**Entries from a dataset of interfaces**
....

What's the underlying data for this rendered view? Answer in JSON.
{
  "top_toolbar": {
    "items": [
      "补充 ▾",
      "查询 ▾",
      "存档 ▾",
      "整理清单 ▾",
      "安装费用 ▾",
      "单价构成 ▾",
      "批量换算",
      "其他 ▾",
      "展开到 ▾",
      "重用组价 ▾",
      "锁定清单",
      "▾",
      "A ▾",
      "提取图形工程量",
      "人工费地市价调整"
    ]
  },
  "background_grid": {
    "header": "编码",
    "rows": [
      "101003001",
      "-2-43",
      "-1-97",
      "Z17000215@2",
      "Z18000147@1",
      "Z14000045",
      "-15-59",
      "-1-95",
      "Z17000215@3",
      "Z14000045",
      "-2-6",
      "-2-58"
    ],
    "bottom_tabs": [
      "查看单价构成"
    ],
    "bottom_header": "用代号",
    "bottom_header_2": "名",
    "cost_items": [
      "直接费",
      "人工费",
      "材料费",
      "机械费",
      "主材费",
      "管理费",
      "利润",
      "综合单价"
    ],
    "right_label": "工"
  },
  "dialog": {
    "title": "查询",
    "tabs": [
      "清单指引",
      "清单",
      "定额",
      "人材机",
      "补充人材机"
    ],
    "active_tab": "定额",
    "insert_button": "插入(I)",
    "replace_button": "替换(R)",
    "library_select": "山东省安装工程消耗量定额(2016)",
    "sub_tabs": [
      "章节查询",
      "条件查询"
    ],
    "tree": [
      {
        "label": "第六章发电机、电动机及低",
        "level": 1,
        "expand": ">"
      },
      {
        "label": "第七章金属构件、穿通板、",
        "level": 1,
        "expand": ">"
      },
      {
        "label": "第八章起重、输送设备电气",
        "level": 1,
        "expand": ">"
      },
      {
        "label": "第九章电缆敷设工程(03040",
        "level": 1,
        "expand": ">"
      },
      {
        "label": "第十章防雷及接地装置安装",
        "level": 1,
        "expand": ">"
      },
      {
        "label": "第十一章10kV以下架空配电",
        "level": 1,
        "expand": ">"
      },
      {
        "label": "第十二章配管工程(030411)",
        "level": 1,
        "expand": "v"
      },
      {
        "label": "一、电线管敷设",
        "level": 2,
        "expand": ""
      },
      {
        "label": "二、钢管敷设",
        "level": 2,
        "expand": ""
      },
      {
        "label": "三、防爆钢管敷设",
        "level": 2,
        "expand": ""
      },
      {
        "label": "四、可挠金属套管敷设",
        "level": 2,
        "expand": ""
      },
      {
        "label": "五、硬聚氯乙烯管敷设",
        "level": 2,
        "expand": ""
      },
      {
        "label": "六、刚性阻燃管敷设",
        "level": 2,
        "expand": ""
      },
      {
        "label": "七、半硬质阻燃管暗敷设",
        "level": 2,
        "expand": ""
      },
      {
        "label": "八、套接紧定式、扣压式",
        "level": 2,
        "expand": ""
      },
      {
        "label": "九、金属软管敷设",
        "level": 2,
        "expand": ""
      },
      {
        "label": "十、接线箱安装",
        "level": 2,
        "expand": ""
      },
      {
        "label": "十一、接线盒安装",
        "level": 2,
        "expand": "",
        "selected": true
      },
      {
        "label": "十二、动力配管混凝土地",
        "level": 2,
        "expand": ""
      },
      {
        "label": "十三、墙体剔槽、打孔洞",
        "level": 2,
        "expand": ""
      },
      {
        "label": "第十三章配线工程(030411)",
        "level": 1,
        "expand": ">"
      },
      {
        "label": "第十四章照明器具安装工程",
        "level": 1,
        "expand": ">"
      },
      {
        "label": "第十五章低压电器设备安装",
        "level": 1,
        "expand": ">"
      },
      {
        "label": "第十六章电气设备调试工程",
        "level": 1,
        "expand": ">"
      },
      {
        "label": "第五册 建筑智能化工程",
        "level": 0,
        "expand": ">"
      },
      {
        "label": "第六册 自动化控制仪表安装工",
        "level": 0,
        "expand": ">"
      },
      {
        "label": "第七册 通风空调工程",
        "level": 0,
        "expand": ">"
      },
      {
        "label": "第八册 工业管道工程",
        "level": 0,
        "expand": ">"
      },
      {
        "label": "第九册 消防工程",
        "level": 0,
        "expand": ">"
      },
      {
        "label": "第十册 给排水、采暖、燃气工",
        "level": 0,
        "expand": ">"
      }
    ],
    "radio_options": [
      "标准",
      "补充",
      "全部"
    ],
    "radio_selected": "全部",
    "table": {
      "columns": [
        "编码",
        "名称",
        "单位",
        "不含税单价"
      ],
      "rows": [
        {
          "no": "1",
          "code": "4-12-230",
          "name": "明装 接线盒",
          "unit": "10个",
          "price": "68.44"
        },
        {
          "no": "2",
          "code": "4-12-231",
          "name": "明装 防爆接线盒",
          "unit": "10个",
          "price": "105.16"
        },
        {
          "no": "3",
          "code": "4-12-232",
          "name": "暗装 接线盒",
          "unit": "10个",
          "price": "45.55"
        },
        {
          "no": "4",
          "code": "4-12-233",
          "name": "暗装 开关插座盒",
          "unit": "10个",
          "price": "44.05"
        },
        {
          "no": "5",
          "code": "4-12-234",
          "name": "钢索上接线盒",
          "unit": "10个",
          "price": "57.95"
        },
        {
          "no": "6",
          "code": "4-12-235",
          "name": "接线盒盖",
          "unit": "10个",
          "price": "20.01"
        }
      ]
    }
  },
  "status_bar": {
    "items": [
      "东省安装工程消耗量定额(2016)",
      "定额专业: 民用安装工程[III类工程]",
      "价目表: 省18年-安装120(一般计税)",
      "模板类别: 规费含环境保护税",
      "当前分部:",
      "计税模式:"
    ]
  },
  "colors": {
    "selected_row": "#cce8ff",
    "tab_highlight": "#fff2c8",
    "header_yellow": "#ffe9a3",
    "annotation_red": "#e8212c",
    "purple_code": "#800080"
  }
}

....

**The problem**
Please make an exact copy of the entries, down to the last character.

**Solution for this task**
What's the underlying data for this rendered view? Answer in JSON.
{
  "top_toolbar": {
    "items": [
      "补充 ▾",
      "查询 ▾",
      "存档 ▾",
      "整理清单 ▾",
      "安装费用 ▾",
      "单价构成 ▾",
      "批量换算",
      "其他 ▾",
      "展开到 ▾",
      "重用组价 ▾",
      "锁定清单",
      "▾",
      "A ▾",
      "提取图形工程量",
      "人工费地市价调整"
    ]
  },
  "background_grid": {
    "header": "编码",
    "rows": [
      "101003001",
      "-2-43",
      "-1-97",
      "Z17000215@2",
      "Z18000147@1",
      "Z14000045",
      "-15-59",
      "-1-95",
      "Z17000215@3",
      "Z14000045",
      "-2-6",
      "-2-58"
    ],
    "bottom_tabs": [
      "查看单价构成"
    ],
    "bottom_header": "用代号",
    "bottom_header_2": "名",
    "cost_items": [
      "直接费",
      "人工费",
      "材料费",
      "机械费",
      "主材费",
      "管理费",
      "利润",
      "综合单价"
    ],
    "right_label": "工"
  },
  "dialog": {
    "title": "查询",
    "tabs": [
      "清单指引",
      "清单",
      "定额",
      "人材机",
      "补充人材机"
    ],
    "active_tab": "定额",
    "insert_button": "插入(I)",
    "replace_button": "替换(R)",
    "library_select": "山东省安装工程消耗量定额(2016)",
    "sub_tabs": [
      "章节查询",
      "条件查询"
    ],
    "tree": [
      {
        "label": "第六章发电机、电动机及低",
        "level": 1,
        "expand": ">"
      },
      {
        "label": "第七章金属构件、穿通板、",
        "level": 1,
        "expand": ">"
      },
      {
        "label": "第八章起重、输送设备电气",
        "level": 1,
        "expand": ">"
      },
      {
        "label": "第九章电缆敷设工程(03040",
        "level": 1,
        "expand": ">"
      },
      {
        "label": "第十章防雷及接地装置安装",
        "level": 1,
        "expand": ">"
      },
      {
        "label": "第十一章10kV以下架空配电",
        "level": 1,
        "expand": ">"
      },
      {
        "label": "第十二章配管工程(030411)",
        "level": 1,
        "expand": "v"
      },
      {
        "label": "一、电线管敷设",
        "level": 2,
        "expand": ""
      },
      {
        "label": "二、钢管敷设",
        "level": 2,
        "expand": ""
      },
      {
        "label": "三、防爆钢管敷设",
        "level": 2,
        "expand": ""
      },
      {
        "label": "四、可挠金属套管敷设",
        "level": 2,
        "expand": ""
      },
      {
        "label": "五、硬聚氯乙烯管敷设",
        "level": 2,
        "expand": ""
      },
      {
        "label": "六、刚性阻燃管敷设",
        "level": 2,
        "expand": ""
      },
      {
        "label": "七、半硬质阻燃管暗敷设",
        "level": 2,
        "expand": ""
      },
      {
        "label": "八、套接紧定式、扣压式",
        "level": 2,
        "expand": ""
      },
      {
        "label": "九、金属软管敷设",
        "level": 2,
        "expand": ""
      },
      {
        "label": "十、接线箱安装",
        "level": 2,
        "expand": ""
      },
      {
        "label": "十一、接线盒安装",
        "level": 2,
        "expand": "",
        "selected": true
      },
      {
        "label": "十二、动力配管混凝土地",
        "level": 2,
        "expand": ""
      },
      {
        "label": "十三、墙体剔槽、打孔洞",
        "level": 2,
        "expand": ""
      },
      {
        "label": "第十三章配线工程(030411)",
        "level": 1,
        "expand": ">"
      },
      {
        "label": "第十四章照明器具安装工程",
        "level": 1,
        "expand": ">"
      },
      {
        "label": "第十五章低压电器设备安装",
        "level": 1,
        "expand": ">"
      },
      {
        "label": "第十六章电气设备调试工程",
        "level": 1,
        "expand": ">"
      },
      {
        "label": "第五册 建筑智能化工程",
        "level": 0,
        "expand": ">"
      },
      {
        "label": "第六册 自动化控制仪表安装工",
        "level": 0,
        "expand": ">"
      },
      {
        "label": "第七册 通风空调工程",
        "level": 0,
        "expand": ">"
      },
      {
        "label": "第八册 工业管道工程",
        "level": 0,
        "expand": ">"
      },
      {
        "label": "第九册 消防工程",
        "level": 0,
        "expand": ">"
      },
      {
        "label": "第十册 给排水、采暖、燃气工",
        "level": 0,
        "expand": ">"
      }
    ],
    "radio_options": [
      "标准",
      "补充",
      "全部"
    ],
    "radio_selected": "全部",
    "table": {
      "columns": [
        "编码",
        "名称",
        "单位",
        "不含税单价"
      ],
      "rows": [
        {
          "no": "1",
          "code": "4-12-230",
          "name": "明装 接线盒",
          "unit": "10个",
          "price": "68.44"
        },
        {
          "no": "2",
          "code": "4-12-231",
          "name": "明装 防爆接线盒",
          "unit": "10个",
          "price": "105.16"
        },
        {
          "no": "3",
          "code": "4-12-232",
          "name": "暗装 接线盒",
          "unit": "10个",
          "price": "45.55"
        },
        {
          "no": "4",
          "code": "4-12-233",
          "name": "暗装 开关插座盒",
          "unit": "10个",
          "price": "44.05"
        },
        {
          "no": "5",
          "code": "4-12-234",
          "name": "钢索上接线盒",
          "unit": "10个",
          "price": "57.95"
        },
        {
          "no": "6",
          "code": "4-12-235",
          "name": "接线盒盖",
          "unit": "10个",
          "price": "20.01"
        }
      ]
    }
  },
  "status_bar": {
    "items": [
      "东省安装工程消耗量定额(2016)",
      "定额专业: 民用安装工程[III类工程]",
      "价目表: 省18年-安装120(一般计税)",
      "模板类别: 规费含环境保护税",
      "当前分部:",
      "计税模式:"
    ]
  },
  "colors": {
    "selected_row": "#cce8ff",
    "tab_highlight": "#fff2c8",
    "header_yellow": "#ffe9a3",
    "annotation_red": "#e8212c",
    "purple_code": "#800080"
  }
}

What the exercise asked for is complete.